Agile approaches are great and I even tell my friends to use them. But recently I have noticed some organisations backing away from their agile implementations.
It got scarier when I noticed that Ron Jeffries, one of the original signatories to the Agile Manifesto, wrote an article titled “Developers should abandon agile.”
It’s a good read and he makes some good points. You can find the article here at this link.
Debate is always good, but it is scary that one of the founders of a movement is talking about giving up on it.
So what is going on, are people giving up on agile? From where I sit there are a lot of people taking up agile approaches.
Are the founders of agile getting nervous because a new generation is taking things further than the old guard were comfortable with? I don’t think that is the case.
Or is “going agile,” and even “being agile” failing to deliver value for the people who do implement it?
Continue reading “Why are people backing away from agile? Theory one – losing sight of craftsmanship”
I work with people going agile. Sometimes it is an awesome experience and sometimes it is quite depressing.
For example, I worked with some good, experienced people a while back. They were were pretty sad before I turned up and pretty happy that I came to help them. This is the part of the agile coaching experience that is awesome.
Before the dawn of agile:
- Business cases took longer to get approval than some projects took to deliver; and
- Worse than that, some projects took longer to die than the fading spirit of the team members on the project.

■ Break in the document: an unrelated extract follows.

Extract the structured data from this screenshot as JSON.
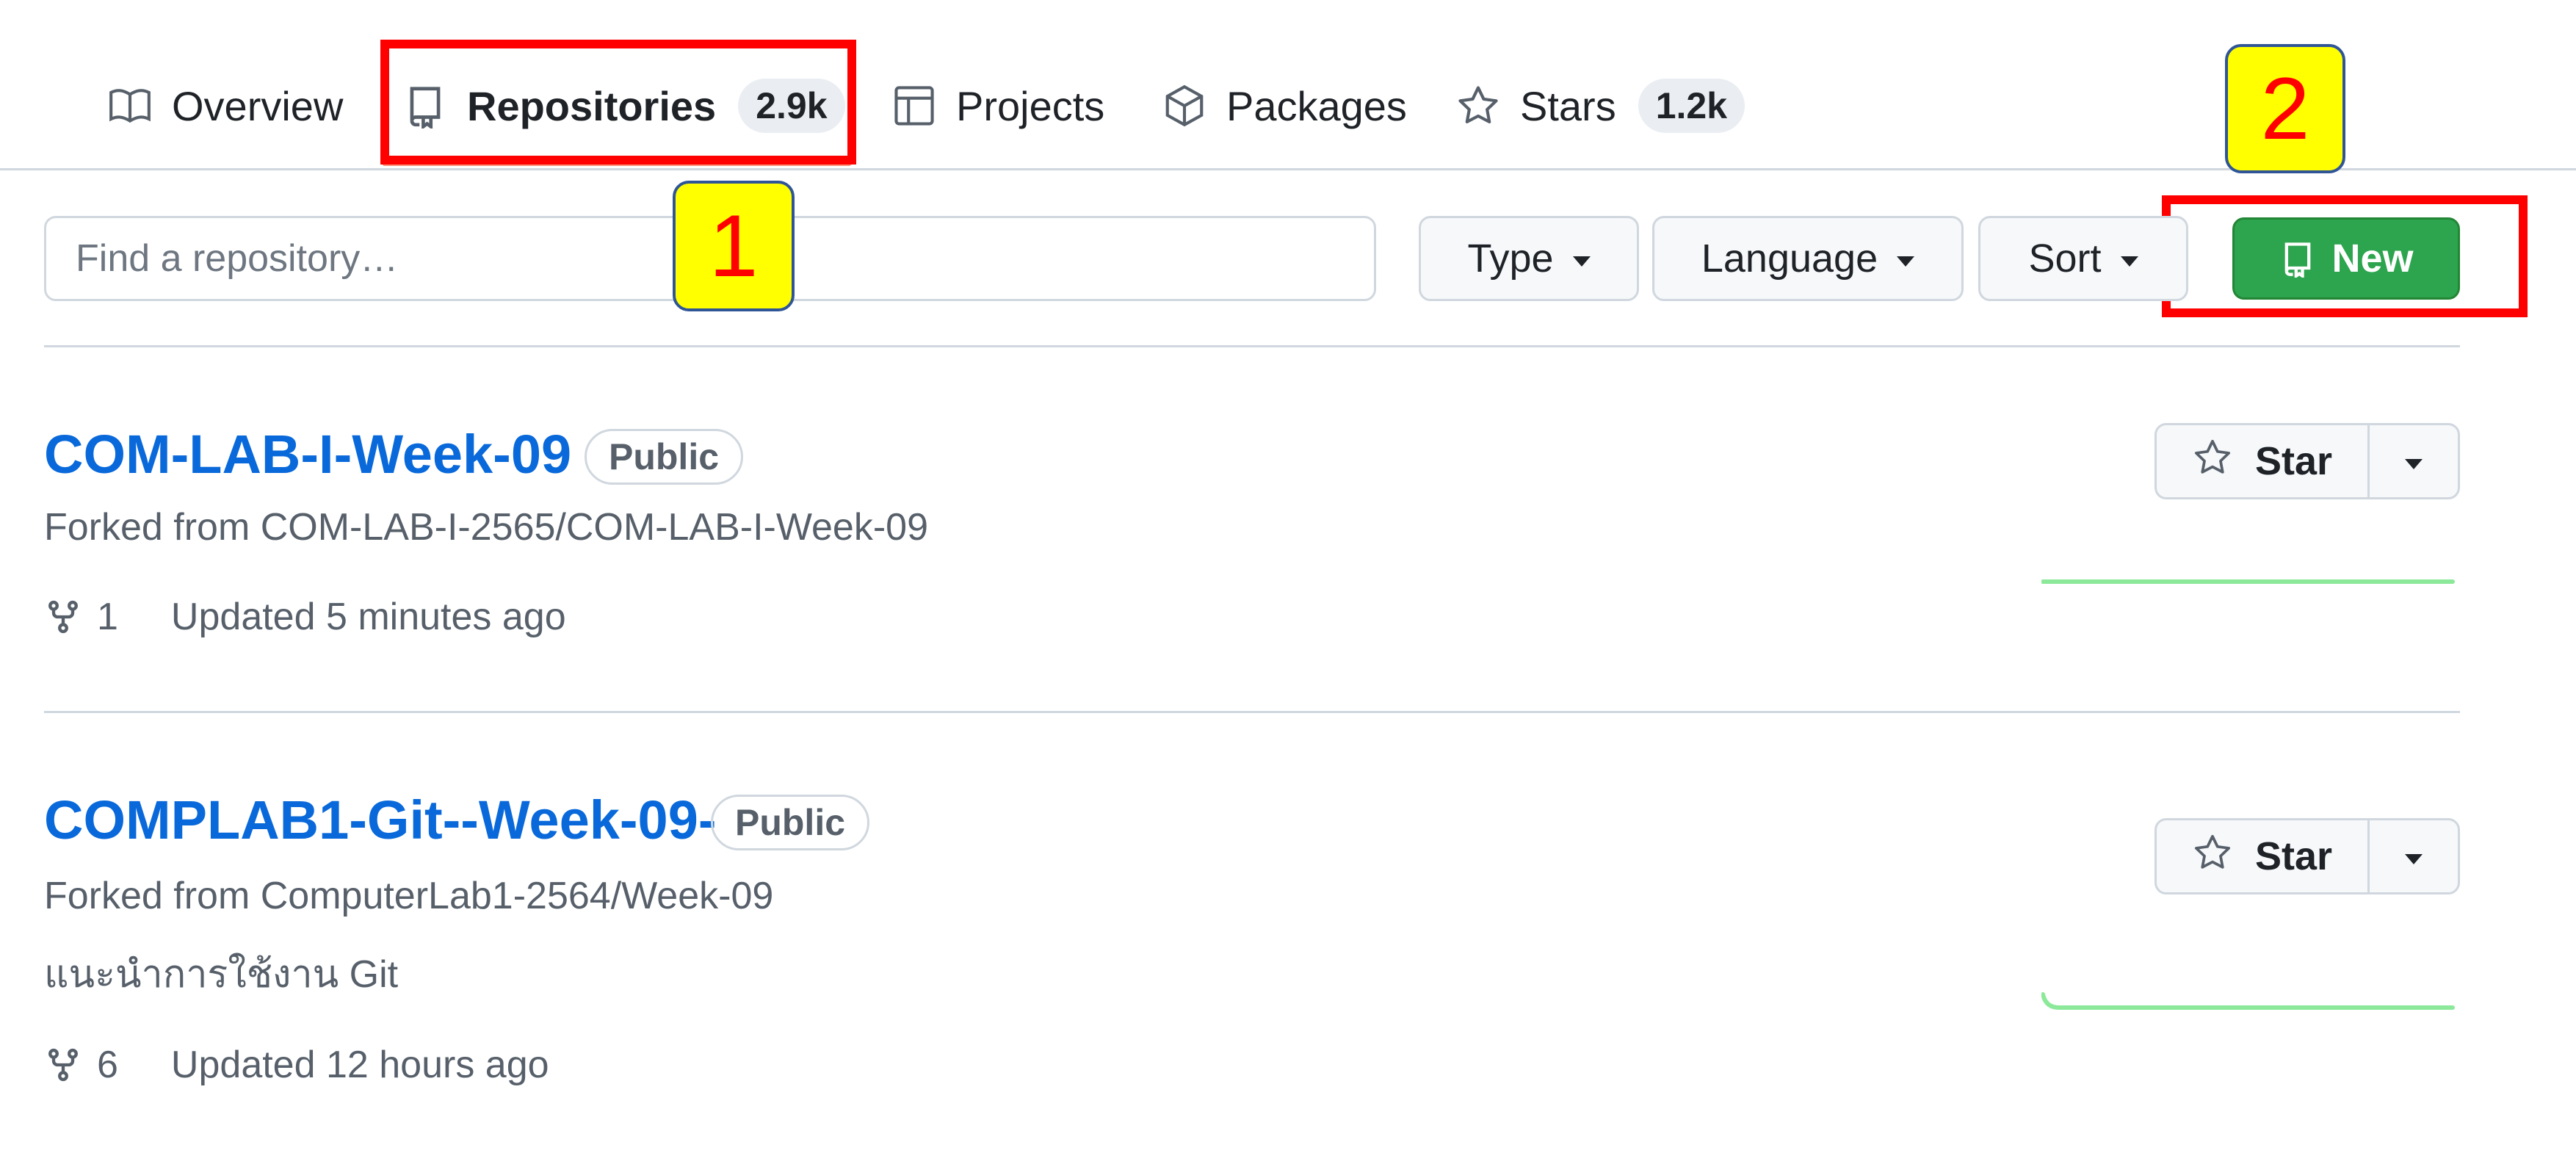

Then I arrived, crashing through the window with index cards in one hand and a mandate to free the people from tyranny in the other.
This is where I like to play.
Editor’s note – Unfortunately this article turns out to be a long read, so grab a cup of tea, or just look for some nice pictures and skip all the boring text.
Continue reading “Is it really that hard to learn agile?”